The bird with the purple plaster on its toe is a lucky thing.
Well, first it was unlucky. But then it was lucky to be rescued by Wickham’s Rochelle Wood.
The bird – a dusky moorhen – was found tangled in a fishing lure at Warabrook Wetlands Reserve.
“It was a 10-centimetre lure, with about five hooks together in a circle. It was heavy-duty looking equipment,” Rochelle said.
This next part is a tad disturbing. Rochelle explains what the lure did to the bird.
“Imagine your leg is bent behind you, with your calf hooked to the back of your thigh [hamstring],” she said.
One of the bird’s large toes was also bent backwards.
“It wasn’t broken, but had seized in that position because it had been like that for so many weeks,” she said.
Rochelle caught the bird with a net, extracted the hooks and straightened leg and toe.
“I strapped the toe, then took it off after about 48 hours and it was just perfect,” she said.
The bird was released back at the wetlands on Friday.
“It flew straight over to its family and can walk perfectly now. You can’t even see a limp,” she said.
“I just wish people would be more aware of what fishing equipment can do to wildlife when it’s left behind. People don’t think of the implications of what garbage will do to wildlife – it’s sad.”
Topics agrees. People, stop being grubs. And fishos, we know you fish and you vote, but spare a thought for the birds, hey?
Speaking of birds, Topics ran an online survey last week that asked “what is your favourite bird?”.
The clear winner was the kookaburra, claiming a massive 40 per cent of the vote, followed by rainbow lorikeets with 25.5 per cent, magpies with 25.1 per cent and Indian mynas with 2.4 per cent.
They were the only four choices we gave.

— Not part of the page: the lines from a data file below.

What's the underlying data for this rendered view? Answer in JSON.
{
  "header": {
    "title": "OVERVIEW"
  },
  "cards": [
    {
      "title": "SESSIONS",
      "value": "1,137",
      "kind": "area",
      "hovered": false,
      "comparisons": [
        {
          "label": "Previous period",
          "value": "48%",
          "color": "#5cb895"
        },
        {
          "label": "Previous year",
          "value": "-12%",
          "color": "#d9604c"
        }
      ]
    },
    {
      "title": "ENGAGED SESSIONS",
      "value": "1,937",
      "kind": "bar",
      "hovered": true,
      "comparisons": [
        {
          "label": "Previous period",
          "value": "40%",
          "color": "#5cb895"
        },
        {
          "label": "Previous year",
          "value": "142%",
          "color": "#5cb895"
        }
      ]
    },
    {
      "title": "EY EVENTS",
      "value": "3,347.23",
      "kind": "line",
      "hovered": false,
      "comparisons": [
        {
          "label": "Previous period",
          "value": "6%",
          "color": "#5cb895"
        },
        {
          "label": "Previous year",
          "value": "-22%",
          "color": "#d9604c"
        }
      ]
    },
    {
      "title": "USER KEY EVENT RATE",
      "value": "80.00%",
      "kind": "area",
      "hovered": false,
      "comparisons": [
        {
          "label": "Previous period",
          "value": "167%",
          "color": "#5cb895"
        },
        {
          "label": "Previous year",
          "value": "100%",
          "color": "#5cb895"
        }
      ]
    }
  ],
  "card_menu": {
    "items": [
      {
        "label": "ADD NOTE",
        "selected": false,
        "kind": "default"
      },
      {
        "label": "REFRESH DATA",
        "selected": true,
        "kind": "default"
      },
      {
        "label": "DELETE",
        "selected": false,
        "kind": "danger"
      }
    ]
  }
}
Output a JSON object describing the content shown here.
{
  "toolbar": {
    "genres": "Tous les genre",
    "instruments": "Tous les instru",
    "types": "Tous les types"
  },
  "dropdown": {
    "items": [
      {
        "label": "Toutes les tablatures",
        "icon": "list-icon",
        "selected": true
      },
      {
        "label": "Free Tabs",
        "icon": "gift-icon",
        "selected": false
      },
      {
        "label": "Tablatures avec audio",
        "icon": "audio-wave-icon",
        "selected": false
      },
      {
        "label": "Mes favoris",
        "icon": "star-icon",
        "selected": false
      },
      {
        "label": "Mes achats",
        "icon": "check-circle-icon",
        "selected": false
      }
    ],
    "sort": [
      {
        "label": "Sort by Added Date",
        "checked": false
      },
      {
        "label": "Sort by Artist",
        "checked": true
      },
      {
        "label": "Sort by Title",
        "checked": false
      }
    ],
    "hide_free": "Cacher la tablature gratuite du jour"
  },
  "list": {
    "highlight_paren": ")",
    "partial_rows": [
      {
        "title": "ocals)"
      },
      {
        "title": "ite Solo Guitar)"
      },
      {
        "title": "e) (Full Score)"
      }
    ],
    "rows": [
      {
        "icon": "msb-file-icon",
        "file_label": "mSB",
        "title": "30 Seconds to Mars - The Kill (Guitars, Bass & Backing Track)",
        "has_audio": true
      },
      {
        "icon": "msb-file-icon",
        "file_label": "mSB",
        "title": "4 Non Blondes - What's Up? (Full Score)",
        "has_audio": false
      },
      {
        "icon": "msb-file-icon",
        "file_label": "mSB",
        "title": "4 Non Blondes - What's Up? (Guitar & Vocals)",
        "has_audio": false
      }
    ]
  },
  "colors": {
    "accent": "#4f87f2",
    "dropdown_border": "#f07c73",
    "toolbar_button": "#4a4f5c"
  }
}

We were trying to get an understanding of the most popular common birds around our neighbourhoods.
We’re not really surprised that the majestic kookaburra claimed the crown. They’re such serene, calm creatures, with a beautiful song. Plus, they don’t swoop people like maggies.
Mind you, we have heard that they sometimes swoop in and steal food from people's hands. We’ve never seen it, but apparently it does happen.
Strange Beach Worms
Topics wrote on Saturday about strange worms found on Bar Beach.
Valentine’s Elsie Luckman contacted us to say these bizarre creatures are known as “goose barnacles”.
Back in the day, when Elsie was a young’un, she lived at Maroubra.
She recalled the barnacles being washed up onshore, among the seaweed.
She also remembered things called “mermaid’s purses” which are basically the casings of shark eggs.
As for goose barnacles, one must be careful when pronouncing this. One does not want to make an error and say “boose garnacles”.
Such an error is known as a “spoonerism”.
This was named after Oxford University lecturer William Archibald Spooner, who was famous for slips of the tongue.
A few examples are: Three cheers for our queer old dean (Three cheers for our dear old queen); You were fighting a liar in the quadrangle (You were lighting a fire in the quadrangle); You have tasted a whole worm (You have wasted a whole term).